However, in the long run, as the demand for deepwater and ultra-deepwater drilling increases, the number of rigs is also likely to increase globally, possibly impacting the firm’s cost base as offshore drillers compete for talent causing training and employee retention costs to increase.
Asset Realignment Strategy
Transocean recently divested its fleet of 38 standard jack-up rigs to focus on high specification jack-ups and deepwater floaters like ultra-deepwater drillships . The firm inked a record $7.6 billion contract with Royal Dutch Shell to provide 4 new-build ultra deepwater drill ships in Q3 and has 2 other drill ships under construction. High specification floaters have higher day rates (typically between $400k to $600k) and have historically displayed better utilization rates for the firm. They also face less competition from smaller contractors, giving Transocean better pricing power and better margins.
Brazil And African Opportunities
As the world’s largest offshore driller, the firm has a wide geographic presence and looks well-positioned to gain from growing offshore activity in Brazil and Africa. Brazil has emerged as one of the most sought-after regions for oil exploration, following sizable discoveries in offshore sub-salt areas by government controlled energy giant Petrobras. Some experts estimate that reserves in the sub-salt regions could be as high as 100 billion barrels (proven reserves stand at around 13 billion barrels).  Transocean has a good relationship with Petrobras, having contracted 8 rigs to the firm and could leverage this relationship to expand its footprint in the country.
Africa is another promising region for Transocean with the number of offshore rigs in the region having doubled over the last 4 years. The company has a good market reach with over 15 rigs under contract in the West African countries of Nigeria and Angola and could see demand for deepwater exploration grow in East Africa as well, following the discovery of massive gas fields in the Offshore area 1 of Mozambique.
We have a $56 price estimate for Transocean, which is about 24% ahead of the current market price.Notes:

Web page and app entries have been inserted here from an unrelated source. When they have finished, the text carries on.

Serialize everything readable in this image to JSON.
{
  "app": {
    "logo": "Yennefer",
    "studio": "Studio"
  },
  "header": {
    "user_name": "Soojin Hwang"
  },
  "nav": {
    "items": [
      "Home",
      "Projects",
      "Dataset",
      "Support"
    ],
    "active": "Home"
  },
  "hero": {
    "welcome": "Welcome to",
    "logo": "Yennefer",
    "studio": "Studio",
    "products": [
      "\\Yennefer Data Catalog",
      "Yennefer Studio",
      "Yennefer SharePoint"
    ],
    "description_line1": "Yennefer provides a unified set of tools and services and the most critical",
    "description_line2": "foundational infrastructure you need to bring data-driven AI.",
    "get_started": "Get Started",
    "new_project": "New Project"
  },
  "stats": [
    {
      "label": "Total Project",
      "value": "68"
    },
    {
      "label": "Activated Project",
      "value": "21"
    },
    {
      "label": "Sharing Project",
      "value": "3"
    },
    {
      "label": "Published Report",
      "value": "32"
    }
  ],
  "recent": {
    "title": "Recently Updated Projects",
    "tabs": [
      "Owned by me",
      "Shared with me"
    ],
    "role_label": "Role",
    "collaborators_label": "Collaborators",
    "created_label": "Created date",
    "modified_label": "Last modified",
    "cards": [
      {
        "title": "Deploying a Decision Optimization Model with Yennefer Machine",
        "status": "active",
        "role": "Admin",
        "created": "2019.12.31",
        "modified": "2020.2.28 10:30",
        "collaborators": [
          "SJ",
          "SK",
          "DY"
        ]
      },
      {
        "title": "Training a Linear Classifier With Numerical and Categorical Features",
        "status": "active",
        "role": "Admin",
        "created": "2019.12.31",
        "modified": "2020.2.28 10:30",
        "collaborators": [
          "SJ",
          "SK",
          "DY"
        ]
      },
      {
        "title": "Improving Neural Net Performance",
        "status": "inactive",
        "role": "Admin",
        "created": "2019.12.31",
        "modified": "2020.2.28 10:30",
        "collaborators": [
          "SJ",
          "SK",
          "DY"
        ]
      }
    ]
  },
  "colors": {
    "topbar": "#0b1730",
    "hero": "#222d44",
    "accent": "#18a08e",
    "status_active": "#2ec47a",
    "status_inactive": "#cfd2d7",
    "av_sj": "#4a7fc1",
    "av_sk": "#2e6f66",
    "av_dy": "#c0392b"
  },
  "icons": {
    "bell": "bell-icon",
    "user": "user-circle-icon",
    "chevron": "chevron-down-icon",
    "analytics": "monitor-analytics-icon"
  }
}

- Transocean Q3 2012 Earnings Call Transcripts, Seeking Alpha [↩]
- Petrobras Makes Big Oil Find In Brazil’s Sub-salt-Partner, Reuters [↩]